Exercise: Check every line of the material for the word "document". Copy those that have it.

Task input:
========

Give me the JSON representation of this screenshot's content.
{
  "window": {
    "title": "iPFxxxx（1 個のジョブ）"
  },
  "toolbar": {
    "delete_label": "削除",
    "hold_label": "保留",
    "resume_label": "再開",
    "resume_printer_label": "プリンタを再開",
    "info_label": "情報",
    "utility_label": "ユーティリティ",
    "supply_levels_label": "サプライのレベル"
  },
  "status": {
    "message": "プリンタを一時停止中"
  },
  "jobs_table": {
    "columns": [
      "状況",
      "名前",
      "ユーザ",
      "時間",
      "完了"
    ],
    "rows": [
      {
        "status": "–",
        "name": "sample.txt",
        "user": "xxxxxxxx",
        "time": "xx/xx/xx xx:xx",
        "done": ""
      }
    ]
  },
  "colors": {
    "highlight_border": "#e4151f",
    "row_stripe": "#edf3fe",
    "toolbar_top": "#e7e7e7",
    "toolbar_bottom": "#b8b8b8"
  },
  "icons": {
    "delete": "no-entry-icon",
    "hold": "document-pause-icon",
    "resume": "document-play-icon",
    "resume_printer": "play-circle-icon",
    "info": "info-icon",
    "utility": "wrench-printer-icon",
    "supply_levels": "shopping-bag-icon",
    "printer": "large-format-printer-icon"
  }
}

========

Result of the task:
    "hold": "document-pause-icon",
    "resume": "document-play-icon",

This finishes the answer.